Work instruction: Which of the lines below contain the string "ansh"? Copy each one.

(Excerpts from an interface dataset)

------------------------------------------------------------------------

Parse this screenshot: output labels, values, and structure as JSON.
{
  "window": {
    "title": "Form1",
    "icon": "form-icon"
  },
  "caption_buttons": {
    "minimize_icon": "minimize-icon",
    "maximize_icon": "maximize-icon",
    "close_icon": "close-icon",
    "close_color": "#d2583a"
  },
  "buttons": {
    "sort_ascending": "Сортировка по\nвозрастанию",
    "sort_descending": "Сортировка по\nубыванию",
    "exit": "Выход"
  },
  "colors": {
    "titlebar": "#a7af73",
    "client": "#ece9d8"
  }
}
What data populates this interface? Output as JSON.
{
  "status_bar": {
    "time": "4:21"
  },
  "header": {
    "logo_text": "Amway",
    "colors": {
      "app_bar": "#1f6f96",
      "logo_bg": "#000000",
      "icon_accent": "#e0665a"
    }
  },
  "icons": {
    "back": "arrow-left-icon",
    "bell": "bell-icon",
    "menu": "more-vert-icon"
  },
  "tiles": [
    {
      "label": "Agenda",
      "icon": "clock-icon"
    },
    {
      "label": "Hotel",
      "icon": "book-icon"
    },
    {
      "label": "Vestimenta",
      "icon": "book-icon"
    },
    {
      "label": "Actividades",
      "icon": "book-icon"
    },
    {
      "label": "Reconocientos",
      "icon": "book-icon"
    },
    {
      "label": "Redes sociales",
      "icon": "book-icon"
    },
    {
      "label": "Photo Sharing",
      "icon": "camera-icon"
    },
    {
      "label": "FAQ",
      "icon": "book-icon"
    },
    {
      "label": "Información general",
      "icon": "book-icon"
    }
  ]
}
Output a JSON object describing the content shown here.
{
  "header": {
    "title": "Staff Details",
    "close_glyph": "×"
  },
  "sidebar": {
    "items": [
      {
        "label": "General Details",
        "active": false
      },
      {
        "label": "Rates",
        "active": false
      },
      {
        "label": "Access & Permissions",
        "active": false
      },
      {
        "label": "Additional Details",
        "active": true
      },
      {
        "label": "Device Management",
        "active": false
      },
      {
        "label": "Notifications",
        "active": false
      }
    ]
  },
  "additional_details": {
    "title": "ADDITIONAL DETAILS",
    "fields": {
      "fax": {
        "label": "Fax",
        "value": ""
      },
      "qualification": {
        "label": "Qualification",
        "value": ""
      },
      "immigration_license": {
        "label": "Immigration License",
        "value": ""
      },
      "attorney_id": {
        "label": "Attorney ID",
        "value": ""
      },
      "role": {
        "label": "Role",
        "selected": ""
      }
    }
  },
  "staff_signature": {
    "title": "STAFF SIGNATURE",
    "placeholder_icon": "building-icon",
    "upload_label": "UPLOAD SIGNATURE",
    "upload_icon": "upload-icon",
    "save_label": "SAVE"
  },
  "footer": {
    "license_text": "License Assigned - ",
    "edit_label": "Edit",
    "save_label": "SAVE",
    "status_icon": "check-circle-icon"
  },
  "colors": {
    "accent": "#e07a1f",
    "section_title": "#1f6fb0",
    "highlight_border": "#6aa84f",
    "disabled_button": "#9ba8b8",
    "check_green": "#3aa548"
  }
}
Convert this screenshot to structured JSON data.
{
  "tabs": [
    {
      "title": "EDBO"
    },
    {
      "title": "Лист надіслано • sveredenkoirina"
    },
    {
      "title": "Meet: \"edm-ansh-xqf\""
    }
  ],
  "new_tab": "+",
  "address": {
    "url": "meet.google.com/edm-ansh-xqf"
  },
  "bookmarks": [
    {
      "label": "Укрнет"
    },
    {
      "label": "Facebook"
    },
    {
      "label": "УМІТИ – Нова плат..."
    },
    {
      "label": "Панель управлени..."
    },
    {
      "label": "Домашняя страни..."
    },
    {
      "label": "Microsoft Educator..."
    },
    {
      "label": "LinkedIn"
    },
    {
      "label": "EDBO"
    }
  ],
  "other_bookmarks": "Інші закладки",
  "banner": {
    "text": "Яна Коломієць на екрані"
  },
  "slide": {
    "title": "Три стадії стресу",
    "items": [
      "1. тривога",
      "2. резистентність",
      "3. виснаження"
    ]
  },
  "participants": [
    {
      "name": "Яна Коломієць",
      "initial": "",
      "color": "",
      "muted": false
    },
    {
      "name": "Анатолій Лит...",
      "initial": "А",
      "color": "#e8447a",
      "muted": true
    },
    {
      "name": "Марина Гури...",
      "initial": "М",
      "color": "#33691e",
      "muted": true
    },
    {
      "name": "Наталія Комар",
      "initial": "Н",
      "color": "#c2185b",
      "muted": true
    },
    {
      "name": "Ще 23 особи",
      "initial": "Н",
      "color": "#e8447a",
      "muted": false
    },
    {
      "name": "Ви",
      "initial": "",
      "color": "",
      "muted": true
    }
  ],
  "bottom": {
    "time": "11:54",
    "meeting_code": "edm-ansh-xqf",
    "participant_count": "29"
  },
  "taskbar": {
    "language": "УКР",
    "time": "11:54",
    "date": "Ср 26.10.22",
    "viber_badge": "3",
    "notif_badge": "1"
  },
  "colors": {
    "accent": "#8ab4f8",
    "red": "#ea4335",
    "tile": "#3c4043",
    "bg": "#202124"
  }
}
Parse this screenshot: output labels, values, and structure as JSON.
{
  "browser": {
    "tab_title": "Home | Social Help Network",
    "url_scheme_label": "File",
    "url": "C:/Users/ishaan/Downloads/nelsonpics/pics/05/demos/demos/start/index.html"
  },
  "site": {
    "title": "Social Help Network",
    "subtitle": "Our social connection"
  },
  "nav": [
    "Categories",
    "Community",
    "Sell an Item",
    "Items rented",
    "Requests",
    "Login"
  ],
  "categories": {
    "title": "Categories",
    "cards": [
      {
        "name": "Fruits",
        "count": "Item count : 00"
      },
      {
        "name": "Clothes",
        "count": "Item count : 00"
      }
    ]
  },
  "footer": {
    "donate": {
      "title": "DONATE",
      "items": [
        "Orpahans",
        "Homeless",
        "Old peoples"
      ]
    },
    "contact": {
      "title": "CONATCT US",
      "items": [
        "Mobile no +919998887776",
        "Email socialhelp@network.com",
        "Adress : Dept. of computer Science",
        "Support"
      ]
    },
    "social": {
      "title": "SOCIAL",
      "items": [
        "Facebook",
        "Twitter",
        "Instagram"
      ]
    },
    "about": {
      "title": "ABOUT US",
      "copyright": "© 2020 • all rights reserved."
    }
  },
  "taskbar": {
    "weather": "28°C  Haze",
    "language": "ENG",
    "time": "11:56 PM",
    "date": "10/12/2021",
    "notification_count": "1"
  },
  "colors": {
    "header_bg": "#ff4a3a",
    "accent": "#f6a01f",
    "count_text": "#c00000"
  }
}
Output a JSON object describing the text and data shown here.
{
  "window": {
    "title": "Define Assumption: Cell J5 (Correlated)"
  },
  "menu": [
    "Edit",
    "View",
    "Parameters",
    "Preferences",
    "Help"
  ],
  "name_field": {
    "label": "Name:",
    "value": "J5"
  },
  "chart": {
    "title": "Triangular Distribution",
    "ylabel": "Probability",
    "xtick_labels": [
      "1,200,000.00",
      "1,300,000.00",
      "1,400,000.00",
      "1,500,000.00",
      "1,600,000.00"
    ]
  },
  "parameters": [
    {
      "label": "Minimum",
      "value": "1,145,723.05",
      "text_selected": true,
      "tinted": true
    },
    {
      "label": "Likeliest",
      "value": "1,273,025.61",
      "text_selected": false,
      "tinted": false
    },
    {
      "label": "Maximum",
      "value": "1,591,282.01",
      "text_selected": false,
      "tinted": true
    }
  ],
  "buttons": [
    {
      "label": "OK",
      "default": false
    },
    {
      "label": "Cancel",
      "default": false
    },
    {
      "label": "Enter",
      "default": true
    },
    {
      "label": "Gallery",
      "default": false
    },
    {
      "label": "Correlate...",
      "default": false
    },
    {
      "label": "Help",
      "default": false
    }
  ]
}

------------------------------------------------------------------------

Exercise answer:
      "title": "Meet: \"edm-ansh-xqf\""
    "url": "meet.google.com/edm-ansh-xqf"
    "meeting_code": "edm-ansh-xqf",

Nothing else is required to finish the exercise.